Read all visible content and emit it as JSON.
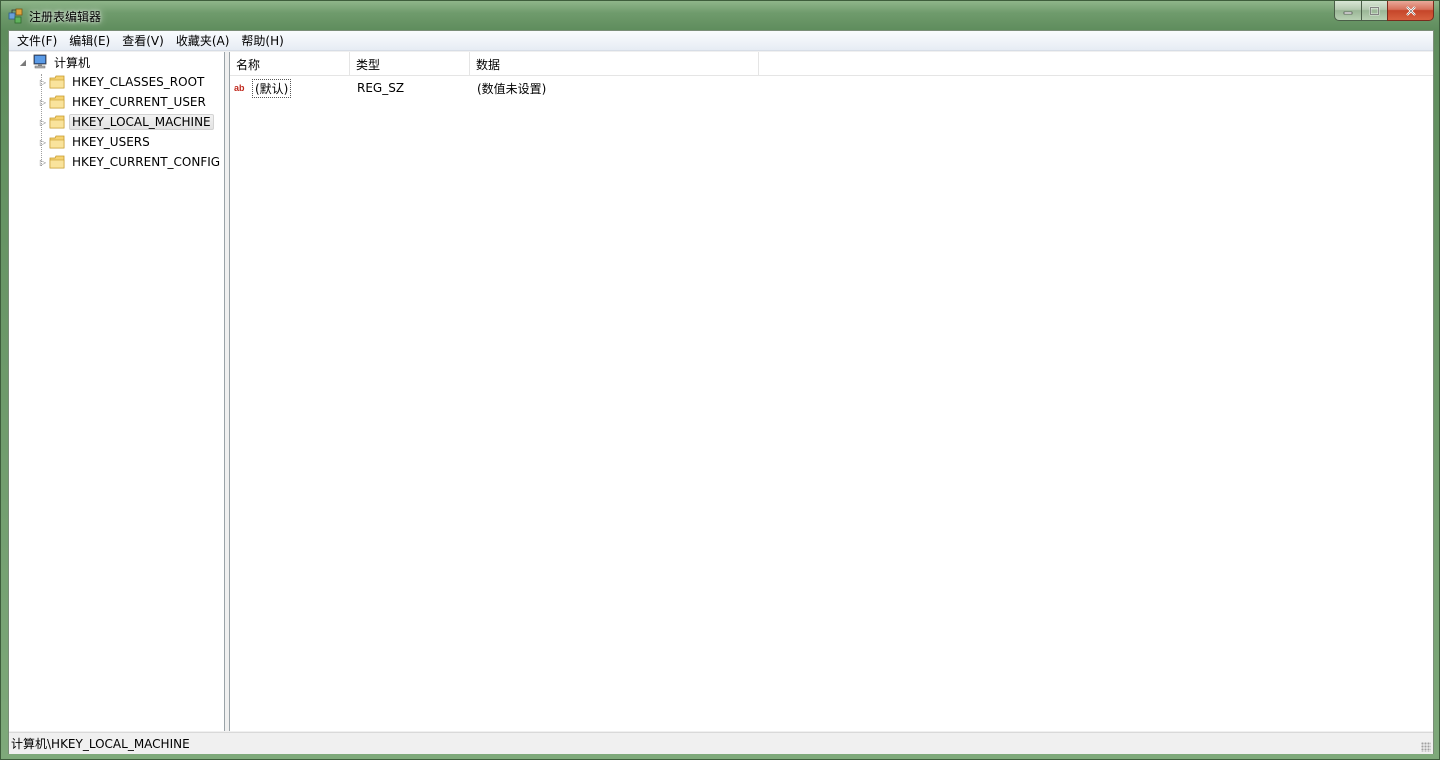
{
  "window": {
    "title": "注册表编辑器",
    "caption_buttons": {
      "minimize": "minimize",
      "maximize": "maximize",
      "close": "close"
    }
  },
  "menu": [
    "文件(F)",
    "编辑(E)",
    "查看(V)",
    "收藏夹(A)",
    "帮助(H)"
  ],
  "tree": {
    "root": "计算机",
    "items": [
      {
        "label": "HKEY_CLASSES_ROOT"
      },
      {
        "label": "HKEY_CURRENT_USER"
      },
      {
        "label": "HKEY_LOCAL_MACHINE",
        "selected": true
      },
      {
        "label": "HKEY_USERS"
      },
      {
        "label": "HKEY_CURRENT_CONFIG"
      }
    ]
  },
  "list": {
    "columns": [
      "名称",
      "类型",
      "数据"
    ],
    "rows": [
      {
        "name": "(默认)",
        "type": "REG_SZ",
        "data": "(数值未设置)",
        "icon": "ab"
      }
    ]
  },
  "status": {
    "path": "计算机\\HKEY_LOCAL_MACHINE"
  },
  "colors": {
    "folder": "#f5d273",
    "titlebar": "#6f9b6c",
    "close_button": "#c5452a",
    "selection": "#e2e2e2"
  }
}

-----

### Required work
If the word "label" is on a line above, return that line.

### Result of the task
        "label": "HKEY_CLASSES_ROOT"
        "label": "HKEY_CURRENT_USER"
        "label": "HKEY_LOCAL_MACHINE",
        "label": "HKEY_USERS"
        "label": "HKEY_CURRENT_CONFIG"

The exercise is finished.